I was very well received in my visit to Baku last spring, meeting with the President Ilham Aliyev, Speaker of the Parliament Ogtay Asadov, and Minister for Foreign Affairs Elmar Mammadyarov. As I said at the time, there is a need to continue and intensify inter-parliamentary communication in favor of efforts to promote human rights and for a peaceful solution to the Nagorno-Karabakh conflict.
Q. Does the OSCE PA intend to send any delegation to Azerbaijan to improve bilateral ties?
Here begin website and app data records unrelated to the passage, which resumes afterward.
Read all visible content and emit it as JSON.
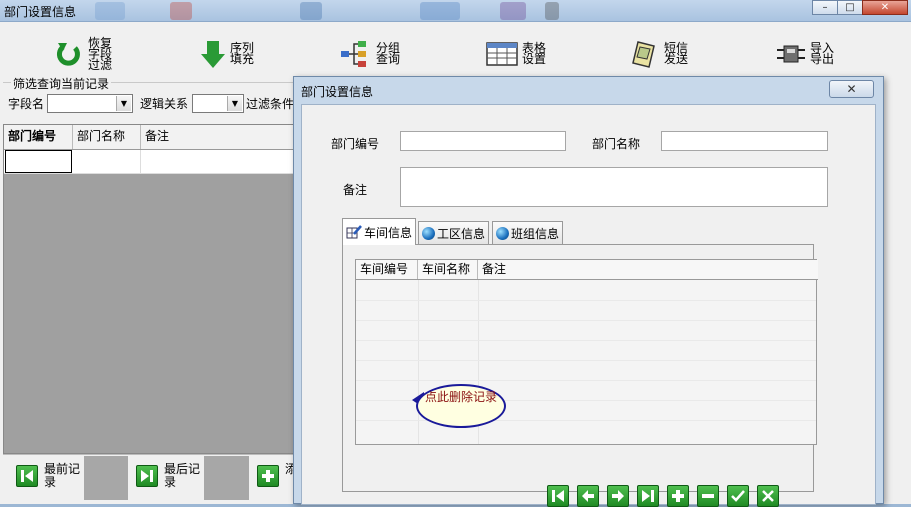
{
  "main_window": {
    "title": "部门设置信息",
    "controls": {
      "minimize": "–",
      "maximize": "□",
      "close": "✕"
    }
  },
  "toolbar": {
    "items": [
      {
        "label": "恢复字段过滤",
        "icon": "green-undo-arrow-icon"
      },
      {
        "label": "序列填充",
        "icon": "green-down-arrow-icon"
      },
      {
        "label": "分组查询",
        "icon": "group-tree-icon"
      },
      {
        "label": "表格设置",
        "icon": "table-settings-icon"
      },
      {
        "label": "短信发送",
        "icon": "sms-phone-icon"
      },
      {
        "label": "导入导出",
        "icon": "import-export-icon"
      }
    ]
  },
  "filter": {
    "legend": "筛选查询当前记录",
    "field_name_label": "字段名",
    "field_name_value": "",
    "logic_label": "逻辑关系",
    "logic_value": "",
    "condition_label": "过滤条件"
  },
  "main_grid": {
    "columns": [
      "部门编号",
      "部门名称",
      "备注"
    ],
    "rows": [
      [
        "",
        "",
        ""
      ]
    ]
  },
  "main_nav": {
    "first_label": "最前记录",
    "last_label": "最后记录",
    "add_partial_label": "添"
  },
  "dialog": {
    "title": "部门设置信息",
    "close": "✕",
    "dept_code_label": "部门编号",
    "dept_code_value": "",
    "dept_name_label": "部门名称",
    "dept_name_value": "",
    "remark_label": "备注",
    "remark_value": "",
    "tabs": [
      {
        "label": "车间信息",
        "icon": "pencil-grid-icon",
        "active": true
      },
      {
        "label": "工区信息",
        "icon": "globe-icon",
        "active": false
      },
      {
        "label": "班组信息",
        "icon": "globe-icon",
        "active": false
      }
    ],
    "detail_grid": {
      "columns": [
        "车间编号",
        "车间名称",
        "备注"
      ],
      "rows": []
    },
    "nav_buttons": [
      "first",
      "prev",
      "next",
      "last",
      "add",
      "delete",
      "save",
      "cancel"
    ],
    "tooltip": "点此删除记录"
  },
  "colors": {
    "titlebar": "#a9c3e0",
    "grid_empty": "#a0a0a0",
    "nav_green": "#1f8a24",
    "tooltip_border": "#1a1a9a",
    "tooltip_text": "#8a1010"
  }
}
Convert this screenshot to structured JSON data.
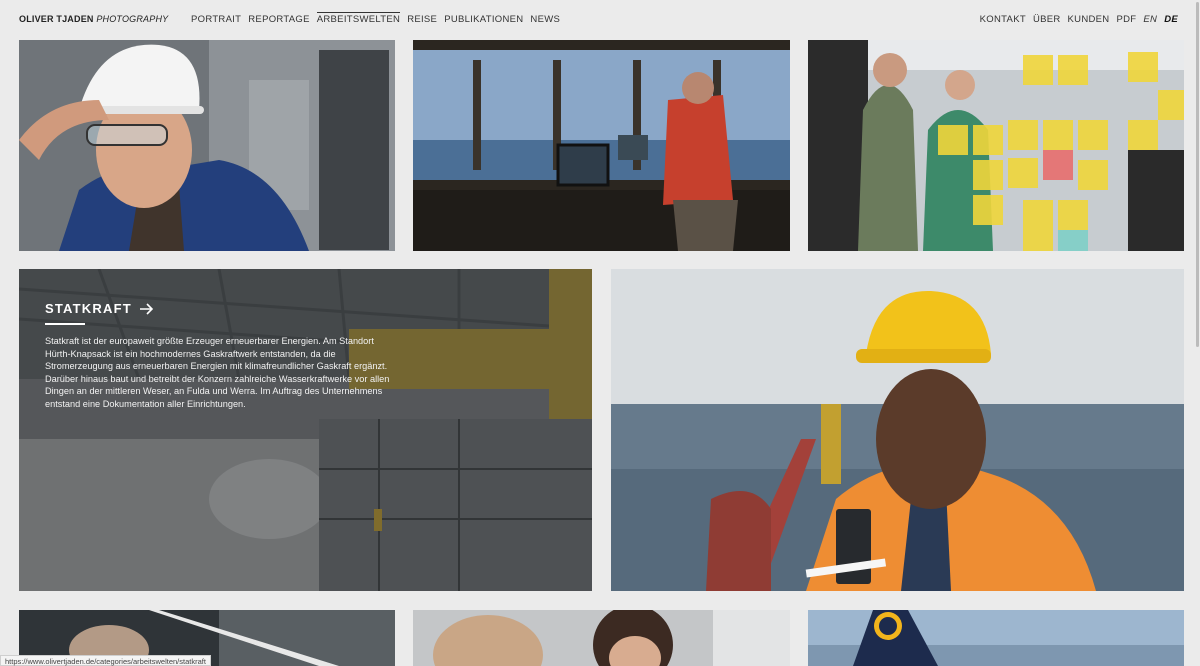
{
  "header": {
    "logo_name": "OLIVER TJADEN",
    "logo_suffix": "PHOTOGRAPHY",
    "nav_main": [
      "PORTRAIT",
      "REPORTAGE",
      "ARBEITSWELTEN",
      "REISE",
      "PUBLIKATIONEN",
      "NEWS"
    ],
    "nav_active": "ARBEITSWELTEN",
    "nav_right": [
      "KONTAKT",
      "ÜBER",
      "KUNDEN",
      "PDF",
      "EN",
      "DE"
    ]
  },
  "feature": {
    "title": "STATKRAFT",
    "description": "Statkraft ist der europaweit größte Erzeuger erneuerbarer Energien. Am Standort Hürth-Knapsack ist ein hochmodernes Gaskraftwerk entstanden, da die Stromerzeugung aus erneuerbaren Energien mit klimafreundlicher Gaskraft ergänzt. Darüber hinaus baut und betreibt der Konzern zahlreiche Wasserkraftwerke vor allen Dingen an der mittleren Weser, an Fulda und Werra. Im Auftrag des Unternehmens entstand eine Dokumentation aller Einrichtungen."
  },
  "status_url": "https://www.olivertjaden.de/categories/arbeitswelten/statkraft",
  "colors": {
    "background": "#ebebeb",
    "hardhat_yellow": "#f2c21a",
    "vest_orange": "#f08a2a"
  }
}
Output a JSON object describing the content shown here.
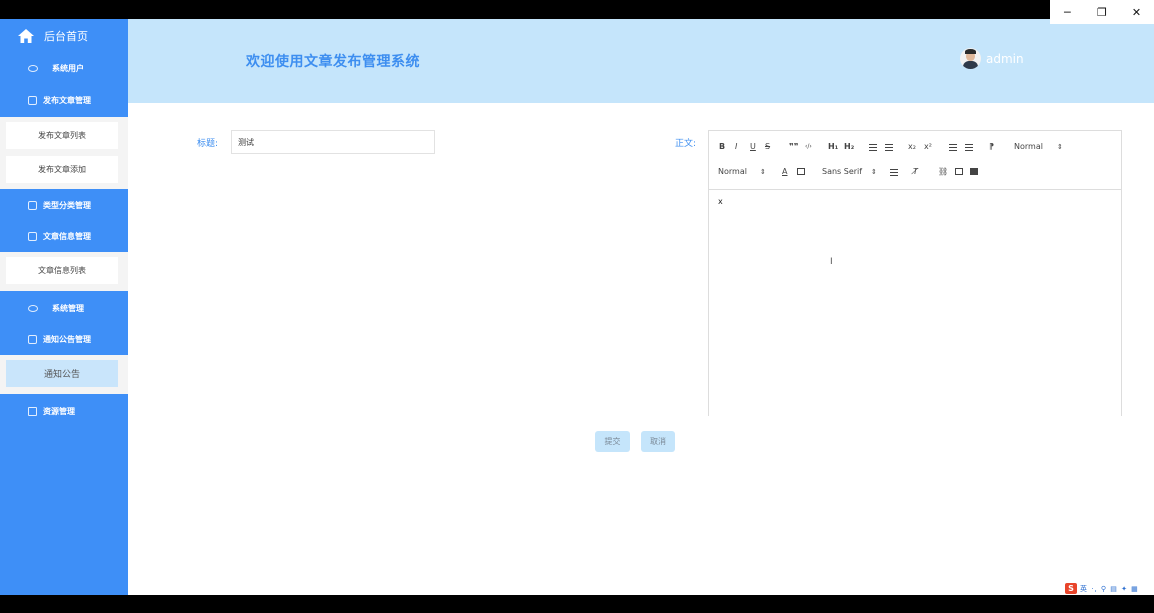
{
  "window": {
    "minimize_glyph": "─",
    "restore_glyph": "❐",
    "close_glyph": "✕"
  },
  "sidebar": {
    "home_label": "后台首页",
    "groups": [
      {
        "label": "系统用户",
        "icon": "cloud-icon"
      },
      {
        "label": "发布文章管理",
        "icon": "edit-icon",
        "subs": [
          "发布文章列表",
          "发布文章添加"
        ]
      },
      {
        "label": "类型分类管理",
        "icon": "list-icon"
      },
      {
        "label": "文章信息管理",
        "icon": "edit-icon",
        "subs": [
          "文章信息列表"
        ]
      },
      {
        "label": "系统管理",
        "icon": "cloud-icon"
      },
      {
        "label": "通知公告管理",
        "icon": "list-icon",
        "subs": [
          "通知公告"
        ]
      },
      {
        "label": "资源管理",
        "icon": "download-icon"
      }
    ]
  },
  "header": {
    "title": "欢迎使用文章发布管理系统",
    "username": "admin"
  },
  "form": {
    "title_label": "标题:",
    "title_value": "测试",
    "body_label": "正文:",
    "body_text": "x",
    "submit_label": "提交",
    "cancel_label": "取消"
  },
  "editor_toolbar": {
    "bold": "B",
    "italic": "I",
    "underline": "U",
    "strike": "S",
    "blockquote": "❞❞",
    "code": "‹/›",
    "h1": "H₁",
    "h2": "H₂",
    "subscript": "x₂",
    "superscript": "x²",
    "direction": "⁋",
    "size_select": "Normal",
    "header_select": "Normal",
    "font_select": "Sans Serif",
    "font_color": "A",
    "clean": "T̸"
  },
  "tray": {
    "logo": "S",
    "items": "英 ·, ⚲ ▤ ✦ ▦"
  },
  "colors": {
    "sidebar": "#3e8ff7",
    "header": "#c5e5fb",
    "accent": "#3d8ef0"
  }
}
A. I am always looking forward to holding discussions with my colleagues in Azerbaijan and other countries in the region and exploring ways to continue developing our relations. I was pleased to have an opportunity to speak with parliamentarians from the South Caucasus on the sidelines of the OSCE PA Autumn Meetings in Skopje.
It is my hope to visit the region again in the coming months, at a mutually convenient time.
Q. What do you think was the reason behind the OSCE PA’s refusal to attend previous elections held in Azerbaijan as well as the September 26 referendum?
A. The Parliamentary Assembly decided not to observe the parliamentary elections last year after restrictions placed on our partners in the OSCE Office for Democratic Institutions and Human Rights forced them to cancel their planned election observation mission. As our President said at that time – it was only appropriate that if our close partner ODIHR could not observe, then we should not observe.
When it comes to the 26 September constitutional referendum in Azerbaijan, I don’t believe that the OSCE Parliamentary Assembly was ever invited to observe this. In any event, we generally do not observe referenda, focusing our resources instead particularly on parliamentary elections.
Q. What are the OSCE PA’s plans about contributing to the settlement of the Armenia-Azerbaijan Nagorno-Karabakh conflict? Are you thinking of organizing a meeting between parliamentarians from both sides?
A. As I have stated on numerous occasions, there is no military solution to the conflict. I have urged all sides to stop aggressive rhetoric and to make space for more constructive efforts for peace, expressing support in particular for the Minsk Process. In this regard, the PA can play an important role by facilitating meaningful dialogue on the parliamentary level, which ultimately can build trust and promote confidence-building measures.
There are some concrete ideas and I'll inform the broader public as soon as we come closer to their fulfillment.
Q. In your previous interviews you had expressed your intention to visit Nagorno-Karabakh. Do you have any plans about realizing it or paying a visit to the region in the near future?
A. I have nothing to report on this right now. In general terms I think it is useful for those that are actively involved in efforts for peace to personally see the situation on the ground. I would only move forward with visiting the Nagorno-Karabakh region if it can be arranged through the appropriate channels, with the agreement of the authorities both in Baku and Yerevan, and if this would be an actual contribution to ongoing efforts.